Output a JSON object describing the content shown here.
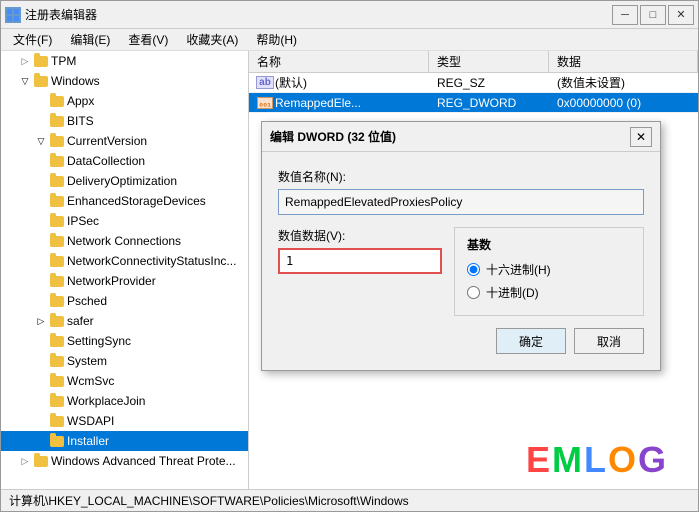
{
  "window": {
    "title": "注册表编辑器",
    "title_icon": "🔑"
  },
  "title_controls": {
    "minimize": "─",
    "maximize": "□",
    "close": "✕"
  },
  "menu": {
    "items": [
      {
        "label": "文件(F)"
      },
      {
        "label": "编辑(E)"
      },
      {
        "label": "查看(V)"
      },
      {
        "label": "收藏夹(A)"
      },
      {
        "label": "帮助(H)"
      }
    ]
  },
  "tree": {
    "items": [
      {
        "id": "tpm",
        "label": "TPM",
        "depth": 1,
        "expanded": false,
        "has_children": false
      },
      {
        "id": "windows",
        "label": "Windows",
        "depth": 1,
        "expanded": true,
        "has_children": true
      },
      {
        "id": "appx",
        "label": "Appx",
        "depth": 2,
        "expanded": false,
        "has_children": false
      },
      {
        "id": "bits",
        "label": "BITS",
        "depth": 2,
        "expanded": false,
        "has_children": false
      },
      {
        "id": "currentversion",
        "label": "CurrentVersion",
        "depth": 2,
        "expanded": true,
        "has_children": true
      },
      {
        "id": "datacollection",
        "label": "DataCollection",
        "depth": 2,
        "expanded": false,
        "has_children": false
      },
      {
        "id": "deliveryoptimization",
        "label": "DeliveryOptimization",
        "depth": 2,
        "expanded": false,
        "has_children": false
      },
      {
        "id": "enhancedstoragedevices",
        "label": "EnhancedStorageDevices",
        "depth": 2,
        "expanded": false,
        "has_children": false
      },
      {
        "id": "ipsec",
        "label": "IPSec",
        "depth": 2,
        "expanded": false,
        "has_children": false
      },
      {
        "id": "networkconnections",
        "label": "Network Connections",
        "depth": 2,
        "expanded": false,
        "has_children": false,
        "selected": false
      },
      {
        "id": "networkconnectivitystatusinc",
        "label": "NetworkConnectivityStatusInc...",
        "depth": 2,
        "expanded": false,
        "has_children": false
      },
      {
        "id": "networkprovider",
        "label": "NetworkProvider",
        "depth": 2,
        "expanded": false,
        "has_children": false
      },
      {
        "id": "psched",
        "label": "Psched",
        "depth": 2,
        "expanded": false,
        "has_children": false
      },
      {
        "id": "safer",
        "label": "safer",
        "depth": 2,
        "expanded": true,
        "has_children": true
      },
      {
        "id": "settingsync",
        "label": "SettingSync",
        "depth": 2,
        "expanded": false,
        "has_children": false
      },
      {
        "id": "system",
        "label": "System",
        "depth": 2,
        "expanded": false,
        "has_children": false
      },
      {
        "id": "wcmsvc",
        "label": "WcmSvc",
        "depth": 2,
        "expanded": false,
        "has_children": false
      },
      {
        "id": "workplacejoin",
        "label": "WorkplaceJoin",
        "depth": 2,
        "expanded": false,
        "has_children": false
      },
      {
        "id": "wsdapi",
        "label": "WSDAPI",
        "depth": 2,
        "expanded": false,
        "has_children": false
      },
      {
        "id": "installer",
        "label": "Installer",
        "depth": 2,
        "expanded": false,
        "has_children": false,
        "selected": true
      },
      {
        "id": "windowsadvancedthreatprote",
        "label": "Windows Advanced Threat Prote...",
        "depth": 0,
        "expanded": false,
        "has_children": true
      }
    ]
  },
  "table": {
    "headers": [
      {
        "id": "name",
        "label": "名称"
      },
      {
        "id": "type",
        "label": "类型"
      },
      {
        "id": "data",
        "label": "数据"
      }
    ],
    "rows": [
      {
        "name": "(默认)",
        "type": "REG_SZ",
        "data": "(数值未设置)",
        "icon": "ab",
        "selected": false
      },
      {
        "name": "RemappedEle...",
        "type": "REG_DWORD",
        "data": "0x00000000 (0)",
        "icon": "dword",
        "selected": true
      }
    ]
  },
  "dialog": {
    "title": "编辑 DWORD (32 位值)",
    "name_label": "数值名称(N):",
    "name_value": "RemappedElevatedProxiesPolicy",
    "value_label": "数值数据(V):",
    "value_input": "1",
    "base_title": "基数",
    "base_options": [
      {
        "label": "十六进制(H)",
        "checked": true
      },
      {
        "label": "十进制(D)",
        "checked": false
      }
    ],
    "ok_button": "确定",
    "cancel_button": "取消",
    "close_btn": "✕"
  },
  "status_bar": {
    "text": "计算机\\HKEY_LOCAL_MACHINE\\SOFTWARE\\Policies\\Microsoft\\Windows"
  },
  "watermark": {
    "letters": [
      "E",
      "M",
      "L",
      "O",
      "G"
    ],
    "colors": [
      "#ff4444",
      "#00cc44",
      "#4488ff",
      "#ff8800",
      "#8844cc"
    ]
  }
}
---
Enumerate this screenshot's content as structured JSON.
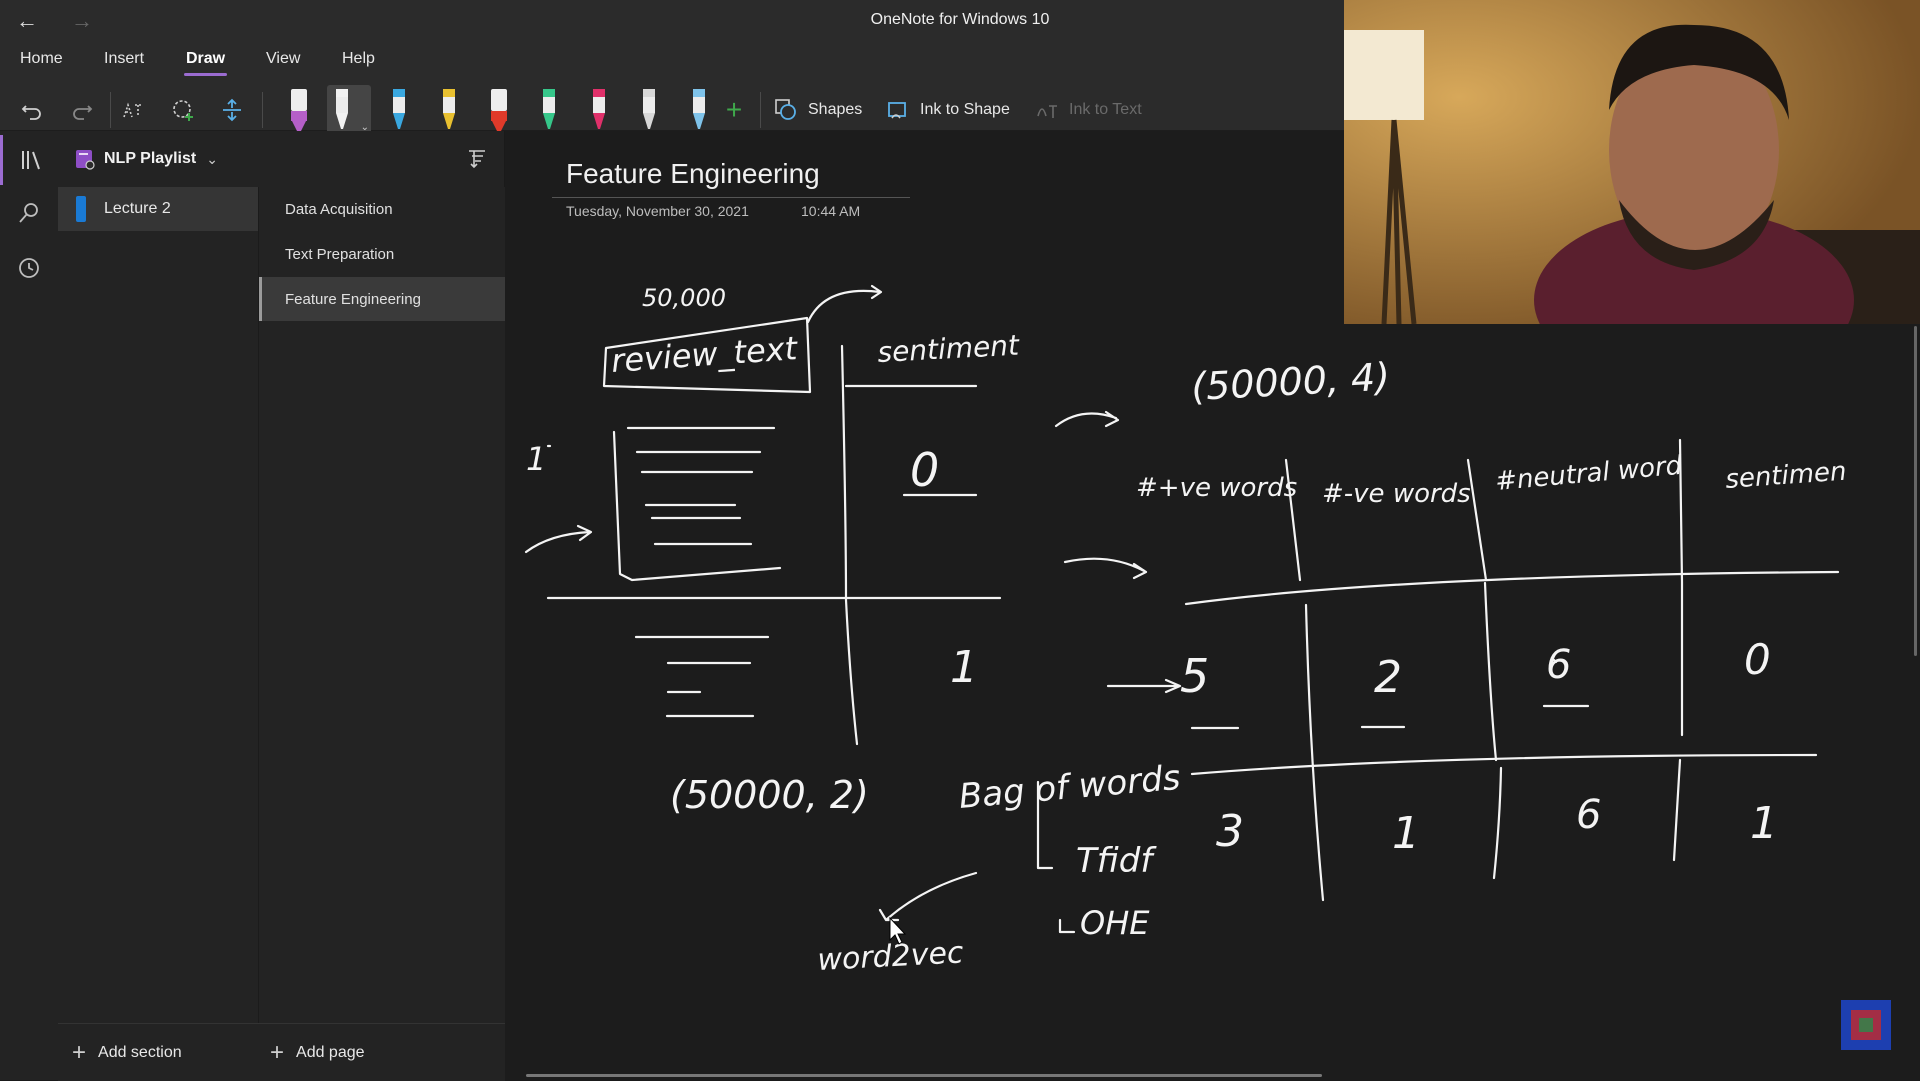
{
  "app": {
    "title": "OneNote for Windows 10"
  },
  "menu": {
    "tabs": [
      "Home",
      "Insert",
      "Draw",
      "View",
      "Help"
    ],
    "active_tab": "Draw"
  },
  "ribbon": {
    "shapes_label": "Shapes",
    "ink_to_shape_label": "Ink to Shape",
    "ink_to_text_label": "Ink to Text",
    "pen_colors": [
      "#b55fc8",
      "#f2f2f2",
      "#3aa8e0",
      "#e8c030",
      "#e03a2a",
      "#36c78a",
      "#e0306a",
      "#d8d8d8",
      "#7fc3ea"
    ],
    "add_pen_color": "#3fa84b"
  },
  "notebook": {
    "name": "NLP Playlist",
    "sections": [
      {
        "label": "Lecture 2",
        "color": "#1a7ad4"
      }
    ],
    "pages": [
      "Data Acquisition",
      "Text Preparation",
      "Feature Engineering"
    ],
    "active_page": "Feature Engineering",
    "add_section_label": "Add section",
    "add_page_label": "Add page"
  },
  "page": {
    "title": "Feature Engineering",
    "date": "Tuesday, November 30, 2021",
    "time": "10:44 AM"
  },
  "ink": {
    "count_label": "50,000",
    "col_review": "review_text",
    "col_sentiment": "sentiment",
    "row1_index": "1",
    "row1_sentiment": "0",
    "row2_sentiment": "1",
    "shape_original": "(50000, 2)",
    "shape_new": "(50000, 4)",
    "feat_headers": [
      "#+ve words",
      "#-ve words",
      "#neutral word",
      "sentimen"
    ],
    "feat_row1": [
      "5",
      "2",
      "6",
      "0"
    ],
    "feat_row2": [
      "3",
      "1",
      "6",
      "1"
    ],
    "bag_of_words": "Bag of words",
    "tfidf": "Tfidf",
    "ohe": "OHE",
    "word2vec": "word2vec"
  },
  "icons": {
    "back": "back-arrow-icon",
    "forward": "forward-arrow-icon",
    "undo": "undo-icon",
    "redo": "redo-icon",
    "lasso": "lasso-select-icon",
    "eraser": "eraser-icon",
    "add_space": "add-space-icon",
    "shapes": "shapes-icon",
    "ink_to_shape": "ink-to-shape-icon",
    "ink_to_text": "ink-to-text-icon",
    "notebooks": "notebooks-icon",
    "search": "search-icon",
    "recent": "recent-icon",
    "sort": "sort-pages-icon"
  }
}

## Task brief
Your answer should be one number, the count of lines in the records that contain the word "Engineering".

## Solution for this exercise
3